[Instructions to follow]
Output all of the records again, exactly as written.
[Exercise input Boundary: Start]
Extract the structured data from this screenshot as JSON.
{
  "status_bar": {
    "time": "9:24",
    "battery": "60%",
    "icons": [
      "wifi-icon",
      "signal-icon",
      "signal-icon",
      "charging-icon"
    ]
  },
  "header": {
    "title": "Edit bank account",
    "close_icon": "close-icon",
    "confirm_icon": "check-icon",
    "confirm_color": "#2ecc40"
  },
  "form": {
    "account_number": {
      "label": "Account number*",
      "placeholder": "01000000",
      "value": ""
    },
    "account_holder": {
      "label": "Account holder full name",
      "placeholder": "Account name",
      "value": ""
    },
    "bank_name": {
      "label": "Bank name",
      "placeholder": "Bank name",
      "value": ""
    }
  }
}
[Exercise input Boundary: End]
[Task output]
Extract the structured data from this screenshot as JSON.
{
  "status_bar": {
    "time": "9:24",
    "battery": "60%",
    "icons": [
      "wifi-icon",
      "signal-icon",
      "signal-icon",
      "charging-icon"
    ]
  },
  "header": {
    "title": "Edit bank account",
    "close_icon": "close-icon",
    "confirm_icon": "check-icon",
    "confirm_color": "#2ecc40"
  },
  "form": {
    "account_number": {
      "label": "Account number*",
      "placeholder": "01000000",
      "value": ""
    },
    "account_holder": {
      "label": "Account holder full name",
      "placeholder": "Account name",
      "value": ""
    },
    "bank_name": {
      "label": "Bank name",
      "placeholder": "Bank name",
      "value": ""
    }
  }
}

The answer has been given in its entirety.